====== ENTRIES SUPPLIED ======

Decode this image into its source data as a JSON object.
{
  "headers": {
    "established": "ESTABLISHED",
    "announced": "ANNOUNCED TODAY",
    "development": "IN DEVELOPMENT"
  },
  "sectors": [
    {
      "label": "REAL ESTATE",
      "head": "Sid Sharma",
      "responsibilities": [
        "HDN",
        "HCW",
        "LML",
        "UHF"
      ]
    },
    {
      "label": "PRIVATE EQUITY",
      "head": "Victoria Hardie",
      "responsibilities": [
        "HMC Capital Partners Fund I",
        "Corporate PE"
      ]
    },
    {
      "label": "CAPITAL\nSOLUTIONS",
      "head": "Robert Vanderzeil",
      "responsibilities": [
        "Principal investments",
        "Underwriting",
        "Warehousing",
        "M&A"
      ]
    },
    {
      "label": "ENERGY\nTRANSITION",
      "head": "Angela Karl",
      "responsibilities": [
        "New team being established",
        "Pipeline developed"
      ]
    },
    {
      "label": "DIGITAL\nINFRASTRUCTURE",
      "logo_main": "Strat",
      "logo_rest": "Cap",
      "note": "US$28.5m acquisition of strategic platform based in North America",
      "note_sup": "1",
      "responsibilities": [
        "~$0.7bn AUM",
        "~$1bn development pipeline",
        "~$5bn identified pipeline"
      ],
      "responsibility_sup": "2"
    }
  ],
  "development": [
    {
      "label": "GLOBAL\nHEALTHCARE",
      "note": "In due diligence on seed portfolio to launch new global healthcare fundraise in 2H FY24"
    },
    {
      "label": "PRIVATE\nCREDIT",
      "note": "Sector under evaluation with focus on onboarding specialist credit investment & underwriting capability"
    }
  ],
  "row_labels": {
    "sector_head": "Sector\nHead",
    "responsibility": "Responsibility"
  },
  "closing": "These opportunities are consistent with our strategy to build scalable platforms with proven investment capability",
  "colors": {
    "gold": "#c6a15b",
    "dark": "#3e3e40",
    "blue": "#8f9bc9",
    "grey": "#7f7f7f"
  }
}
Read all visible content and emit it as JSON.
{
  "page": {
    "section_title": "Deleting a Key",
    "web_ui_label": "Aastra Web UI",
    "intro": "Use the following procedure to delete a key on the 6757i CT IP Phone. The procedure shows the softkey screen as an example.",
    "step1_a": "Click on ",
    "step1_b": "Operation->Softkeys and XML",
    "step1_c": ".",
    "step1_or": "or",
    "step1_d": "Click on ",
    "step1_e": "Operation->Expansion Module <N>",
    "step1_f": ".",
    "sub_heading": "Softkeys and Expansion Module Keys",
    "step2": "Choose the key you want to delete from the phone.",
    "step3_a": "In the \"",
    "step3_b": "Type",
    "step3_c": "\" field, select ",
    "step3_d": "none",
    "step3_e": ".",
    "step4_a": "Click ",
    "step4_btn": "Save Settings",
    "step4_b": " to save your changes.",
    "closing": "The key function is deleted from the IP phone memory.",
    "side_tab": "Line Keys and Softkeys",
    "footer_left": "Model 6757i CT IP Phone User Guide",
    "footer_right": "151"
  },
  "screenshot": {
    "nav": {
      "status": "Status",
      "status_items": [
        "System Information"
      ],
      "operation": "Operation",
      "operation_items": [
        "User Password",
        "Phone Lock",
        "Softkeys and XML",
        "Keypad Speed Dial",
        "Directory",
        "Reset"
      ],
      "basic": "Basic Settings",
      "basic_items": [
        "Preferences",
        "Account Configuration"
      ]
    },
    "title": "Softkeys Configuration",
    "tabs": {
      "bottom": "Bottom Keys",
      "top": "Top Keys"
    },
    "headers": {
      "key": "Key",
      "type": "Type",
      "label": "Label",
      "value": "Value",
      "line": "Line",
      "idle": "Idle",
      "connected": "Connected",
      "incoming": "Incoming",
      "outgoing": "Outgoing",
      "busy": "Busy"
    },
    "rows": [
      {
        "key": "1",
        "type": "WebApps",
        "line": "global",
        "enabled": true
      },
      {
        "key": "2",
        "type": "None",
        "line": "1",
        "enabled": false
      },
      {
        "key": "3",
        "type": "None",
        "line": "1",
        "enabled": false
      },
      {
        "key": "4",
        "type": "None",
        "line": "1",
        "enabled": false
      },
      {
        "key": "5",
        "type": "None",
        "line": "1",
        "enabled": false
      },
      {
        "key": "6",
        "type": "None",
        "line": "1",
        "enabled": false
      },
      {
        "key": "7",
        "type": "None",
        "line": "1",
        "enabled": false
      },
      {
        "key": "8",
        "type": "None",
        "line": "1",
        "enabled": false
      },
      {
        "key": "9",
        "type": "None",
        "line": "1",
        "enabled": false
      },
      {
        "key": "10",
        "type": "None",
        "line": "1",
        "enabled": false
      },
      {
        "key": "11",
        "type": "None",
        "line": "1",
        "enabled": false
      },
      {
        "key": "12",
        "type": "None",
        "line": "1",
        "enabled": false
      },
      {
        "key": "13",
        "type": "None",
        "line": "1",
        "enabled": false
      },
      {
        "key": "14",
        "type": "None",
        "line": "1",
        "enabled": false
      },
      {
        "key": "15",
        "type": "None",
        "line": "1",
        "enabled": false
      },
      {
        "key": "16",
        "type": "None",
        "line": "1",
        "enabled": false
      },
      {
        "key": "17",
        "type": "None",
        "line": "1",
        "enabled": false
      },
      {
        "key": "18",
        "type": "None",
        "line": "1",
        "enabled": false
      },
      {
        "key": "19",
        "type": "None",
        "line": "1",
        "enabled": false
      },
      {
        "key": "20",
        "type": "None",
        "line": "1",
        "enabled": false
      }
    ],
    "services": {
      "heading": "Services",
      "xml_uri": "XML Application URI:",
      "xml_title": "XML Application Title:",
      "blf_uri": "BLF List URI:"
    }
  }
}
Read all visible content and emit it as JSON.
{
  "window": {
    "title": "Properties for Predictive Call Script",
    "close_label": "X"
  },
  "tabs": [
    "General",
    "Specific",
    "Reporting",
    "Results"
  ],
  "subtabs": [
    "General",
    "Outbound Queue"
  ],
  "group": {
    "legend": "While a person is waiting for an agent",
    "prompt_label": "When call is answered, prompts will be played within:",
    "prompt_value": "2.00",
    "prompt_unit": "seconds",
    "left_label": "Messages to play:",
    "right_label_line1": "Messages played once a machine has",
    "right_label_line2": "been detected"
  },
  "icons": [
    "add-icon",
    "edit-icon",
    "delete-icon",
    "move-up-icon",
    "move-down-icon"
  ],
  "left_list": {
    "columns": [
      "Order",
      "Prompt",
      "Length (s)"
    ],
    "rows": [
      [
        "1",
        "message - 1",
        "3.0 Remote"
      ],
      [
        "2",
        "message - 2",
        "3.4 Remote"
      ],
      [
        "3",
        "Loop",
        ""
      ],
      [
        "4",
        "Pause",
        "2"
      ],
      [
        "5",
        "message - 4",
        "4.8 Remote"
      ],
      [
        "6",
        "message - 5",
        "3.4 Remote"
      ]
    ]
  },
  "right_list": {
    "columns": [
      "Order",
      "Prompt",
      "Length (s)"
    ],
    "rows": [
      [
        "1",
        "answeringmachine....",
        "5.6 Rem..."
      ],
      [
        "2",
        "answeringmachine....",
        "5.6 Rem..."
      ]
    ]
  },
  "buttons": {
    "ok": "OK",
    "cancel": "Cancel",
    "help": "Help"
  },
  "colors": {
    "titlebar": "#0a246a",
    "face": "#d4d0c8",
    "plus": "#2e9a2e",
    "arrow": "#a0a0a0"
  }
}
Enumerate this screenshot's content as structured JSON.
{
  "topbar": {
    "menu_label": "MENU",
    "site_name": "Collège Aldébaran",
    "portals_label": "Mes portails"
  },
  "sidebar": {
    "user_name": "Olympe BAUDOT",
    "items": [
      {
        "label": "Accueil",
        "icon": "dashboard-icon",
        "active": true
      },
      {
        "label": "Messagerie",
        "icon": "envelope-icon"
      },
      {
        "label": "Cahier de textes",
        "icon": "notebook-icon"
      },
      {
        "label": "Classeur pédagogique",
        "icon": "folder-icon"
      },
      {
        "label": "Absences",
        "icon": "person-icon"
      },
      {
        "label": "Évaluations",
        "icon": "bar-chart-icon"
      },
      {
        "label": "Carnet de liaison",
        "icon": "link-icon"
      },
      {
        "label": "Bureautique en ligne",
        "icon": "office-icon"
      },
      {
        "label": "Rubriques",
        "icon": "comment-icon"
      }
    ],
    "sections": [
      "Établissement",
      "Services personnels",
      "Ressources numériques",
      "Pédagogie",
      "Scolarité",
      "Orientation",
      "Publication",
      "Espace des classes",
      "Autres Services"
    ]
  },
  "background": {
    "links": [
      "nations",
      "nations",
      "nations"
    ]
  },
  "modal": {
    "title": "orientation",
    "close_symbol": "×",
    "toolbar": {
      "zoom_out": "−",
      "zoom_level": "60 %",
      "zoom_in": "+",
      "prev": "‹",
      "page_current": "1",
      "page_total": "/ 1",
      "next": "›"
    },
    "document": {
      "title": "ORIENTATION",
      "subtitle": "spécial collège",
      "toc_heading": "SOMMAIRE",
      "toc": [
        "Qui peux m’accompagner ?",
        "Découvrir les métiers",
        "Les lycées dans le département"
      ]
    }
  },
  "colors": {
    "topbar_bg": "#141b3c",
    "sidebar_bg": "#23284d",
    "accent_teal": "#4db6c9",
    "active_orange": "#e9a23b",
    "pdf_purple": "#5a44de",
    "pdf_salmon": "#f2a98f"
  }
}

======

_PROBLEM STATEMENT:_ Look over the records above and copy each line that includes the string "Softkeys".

_FINAL ANSWER:_
    "step1_b": "Operation->Softkeys and XML",
    "sub_heading": "Softkeys and Expansion Module Keys",
    "side_tab": "Line Keys and Softkeys",
        "Softkeys and XML",
    "title": "Softkeys Configuration",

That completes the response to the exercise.